The above formulation assumes that the State by law prevents same-sex couples from asserting their belief that they are married.
The above formulation does nothing to challenge the implicit Statism in the populist view that marriage is a creature of Government. It is a confirmation that Parliament does not now know how to politically answer the accusation that the definition of lawful marriage in the Marriage Act, which both sides endorsed in Marriage Act amendments from 2004, is an implicit violation of the human rights of same-sex couples. Some imply that such a definition of lawful in the Act is implicitly homophobic. Parliament has long since given up the task of defending the bi-partisan changes “both sides” endorsed in 2004 to the Marriage Act. If they are now no longer wanting to support that bi-partisanship, why aren’t they busy explaining themselves?
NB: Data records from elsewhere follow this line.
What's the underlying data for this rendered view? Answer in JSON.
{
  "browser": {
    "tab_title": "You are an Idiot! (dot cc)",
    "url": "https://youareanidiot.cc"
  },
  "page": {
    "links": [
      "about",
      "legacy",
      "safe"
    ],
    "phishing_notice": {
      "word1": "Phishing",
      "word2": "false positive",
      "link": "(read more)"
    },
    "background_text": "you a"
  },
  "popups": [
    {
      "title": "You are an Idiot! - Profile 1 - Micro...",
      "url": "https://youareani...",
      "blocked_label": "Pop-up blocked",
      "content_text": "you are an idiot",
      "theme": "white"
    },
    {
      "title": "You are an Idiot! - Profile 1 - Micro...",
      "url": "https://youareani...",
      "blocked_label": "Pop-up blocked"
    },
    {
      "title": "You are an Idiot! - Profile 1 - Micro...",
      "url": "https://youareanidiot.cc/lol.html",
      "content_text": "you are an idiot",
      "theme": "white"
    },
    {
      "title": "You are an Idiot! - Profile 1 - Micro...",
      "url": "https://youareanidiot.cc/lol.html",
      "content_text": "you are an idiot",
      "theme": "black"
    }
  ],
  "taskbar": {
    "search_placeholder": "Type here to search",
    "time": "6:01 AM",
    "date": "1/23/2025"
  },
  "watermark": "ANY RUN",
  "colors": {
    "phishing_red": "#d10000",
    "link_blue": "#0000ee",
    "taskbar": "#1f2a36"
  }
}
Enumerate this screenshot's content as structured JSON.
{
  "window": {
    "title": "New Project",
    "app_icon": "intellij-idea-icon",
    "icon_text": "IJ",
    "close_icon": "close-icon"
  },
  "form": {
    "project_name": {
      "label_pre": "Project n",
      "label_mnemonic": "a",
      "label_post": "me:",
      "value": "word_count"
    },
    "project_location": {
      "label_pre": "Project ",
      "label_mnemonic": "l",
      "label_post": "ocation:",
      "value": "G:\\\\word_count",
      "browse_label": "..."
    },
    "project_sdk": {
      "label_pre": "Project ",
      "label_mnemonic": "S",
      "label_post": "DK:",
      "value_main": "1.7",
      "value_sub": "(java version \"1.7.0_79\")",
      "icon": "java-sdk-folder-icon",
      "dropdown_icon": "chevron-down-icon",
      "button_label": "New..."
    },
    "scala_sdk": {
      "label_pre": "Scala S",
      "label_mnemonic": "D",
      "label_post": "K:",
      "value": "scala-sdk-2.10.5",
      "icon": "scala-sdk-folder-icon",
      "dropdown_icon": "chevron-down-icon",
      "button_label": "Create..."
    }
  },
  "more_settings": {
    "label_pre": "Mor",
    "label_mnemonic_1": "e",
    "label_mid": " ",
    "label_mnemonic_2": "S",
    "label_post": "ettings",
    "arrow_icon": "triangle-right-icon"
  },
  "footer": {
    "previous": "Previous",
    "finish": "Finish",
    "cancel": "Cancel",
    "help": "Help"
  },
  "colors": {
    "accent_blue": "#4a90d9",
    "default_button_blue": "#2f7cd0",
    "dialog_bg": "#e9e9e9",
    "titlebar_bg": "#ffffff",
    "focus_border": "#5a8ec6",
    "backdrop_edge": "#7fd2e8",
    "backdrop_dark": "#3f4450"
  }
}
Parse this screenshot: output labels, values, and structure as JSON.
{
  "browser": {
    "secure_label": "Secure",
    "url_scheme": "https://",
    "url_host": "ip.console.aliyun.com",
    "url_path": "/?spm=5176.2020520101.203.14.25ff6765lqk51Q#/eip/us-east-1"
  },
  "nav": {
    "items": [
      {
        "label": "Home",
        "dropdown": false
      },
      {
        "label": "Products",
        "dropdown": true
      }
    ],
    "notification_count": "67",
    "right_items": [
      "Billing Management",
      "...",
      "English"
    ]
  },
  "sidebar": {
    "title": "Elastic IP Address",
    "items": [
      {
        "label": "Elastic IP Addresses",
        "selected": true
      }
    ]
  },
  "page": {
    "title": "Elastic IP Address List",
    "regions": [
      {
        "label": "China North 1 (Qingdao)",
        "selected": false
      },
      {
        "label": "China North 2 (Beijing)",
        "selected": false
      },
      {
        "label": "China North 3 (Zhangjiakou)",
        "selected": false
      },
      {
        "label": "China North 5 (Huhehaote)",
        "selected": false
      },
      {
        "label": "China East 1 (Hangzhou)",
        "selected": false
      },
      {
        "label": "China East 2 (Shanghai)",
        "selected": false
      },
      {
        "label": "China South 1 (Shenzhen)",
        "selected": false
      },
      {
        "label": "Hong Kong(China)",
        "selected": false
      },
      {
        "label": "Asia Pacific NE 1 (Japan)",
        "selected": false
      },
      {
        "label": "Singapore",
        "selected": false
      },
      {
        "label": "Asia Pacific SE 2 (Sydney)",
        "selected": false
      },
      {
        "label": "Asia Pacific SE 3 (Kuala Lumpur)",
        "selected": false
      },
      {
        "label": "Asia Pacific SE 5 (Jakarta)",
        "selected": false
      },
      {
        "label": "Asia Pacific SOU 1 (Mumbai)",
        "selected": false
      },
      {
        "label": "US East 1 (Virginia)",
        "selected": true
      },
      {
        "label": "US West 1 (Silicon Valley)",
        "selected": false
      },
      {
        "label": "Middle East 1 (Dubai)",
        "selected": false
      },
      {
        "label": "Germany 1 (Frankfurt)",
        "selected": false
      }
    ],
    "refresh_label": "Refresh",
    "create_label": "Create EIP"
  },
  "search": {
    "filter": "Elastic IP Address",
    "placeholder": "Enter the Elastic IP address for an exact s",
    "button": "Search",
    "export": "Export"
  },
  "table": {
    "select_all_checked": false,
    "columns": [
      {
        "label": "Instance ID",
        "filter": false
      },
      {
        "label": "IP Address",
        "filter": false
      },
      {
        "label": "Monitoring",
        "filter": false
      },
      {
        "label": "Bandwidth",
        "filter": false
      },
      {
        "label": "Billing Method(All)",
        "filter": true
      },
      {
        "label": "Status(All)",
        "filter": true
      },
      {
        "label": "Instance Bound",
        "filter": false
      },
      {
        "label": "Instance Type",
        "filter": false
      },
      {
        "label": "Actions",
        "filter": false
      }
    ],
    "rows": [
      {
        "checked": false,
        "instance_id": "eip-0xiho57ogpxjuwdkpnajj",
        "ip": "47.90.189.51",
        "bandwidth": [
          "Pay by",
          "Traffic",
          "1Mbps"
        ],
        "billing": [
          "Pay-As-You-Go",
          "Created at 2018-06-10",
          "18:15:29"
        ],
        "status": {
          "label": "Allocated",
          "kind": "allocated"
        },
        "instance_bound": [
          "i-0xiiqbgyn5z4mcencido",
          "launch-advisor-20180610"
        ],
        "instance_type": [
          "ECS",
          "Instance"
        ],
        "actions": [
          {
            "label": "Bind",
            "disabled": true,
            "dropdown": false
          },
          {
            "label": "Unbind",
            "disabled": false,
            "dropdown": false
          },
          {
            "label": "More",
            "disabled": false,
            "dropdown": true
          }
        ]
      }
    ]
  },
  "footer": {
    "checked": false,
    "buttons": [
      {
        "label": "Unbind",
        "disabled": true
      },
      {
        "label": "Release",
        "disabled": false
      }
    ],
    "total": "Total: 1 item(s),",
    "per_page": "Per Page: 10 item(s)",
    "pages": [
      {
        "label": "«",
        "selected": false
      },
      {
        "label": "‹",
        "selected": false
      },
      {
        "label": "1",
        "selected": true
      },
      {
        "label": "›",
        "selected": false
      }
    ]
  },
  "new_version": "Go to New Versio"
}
The answer is: they are too busy “running for cover”. Mr Shorten’s current anger at the Government with predictions of an efflorescence of hate speech are merely a political cover-up of his own party’s contribution to public confusion. When has his party ever explained its pragmatic U-Turn on this matter, let alone his “side’s” failure to have the matter properly and publicly debated?
Do you believe that the current definition of lawful marriage as contained in the Marriage Act represents a violation of human rights?
We have suggested that this is the question that needs to be asked of this matter. But Labor as much as the Liberal-National coalition simply do not trust the electorate on this matter to raise it in these terms. For it part the electorate gives many signs that it is paying them back in like manner. These parties in their elevated privilege continue production of “both sides” core and non-core electoral agitprop. And they are so eager, so very eager, to display their post-modern credentials even as the “absolutes” of their respective “sides” dissolve in their rhetoric (ref the definition of post-modernity according to Jean-Francois Lyotard as incredulity to all meta-narratives). Labor’s absolutes are now “civil rights”; for the Liberal Coalition it is their tattered banner of “Vox Populi Vox Dei”.
There’s more to be said. For instance, what role does a Government have in relation to language? Can definitions of terms be legislated? Will some read the ballot question in terms of whether it is Government that can determine the meaning of the words we use? [While the Christian church has no mandate to depart from the teaching of Jesus about marriage, what it is, see here the wise words of N T Wright on the political danger of asking Government to legislate to define the meaning of words.] Further posts on how and why the reform of political parties is necessary for our ongoing state-crafting will follow. It is and will continue to be an important part of our everyday conversation about justice.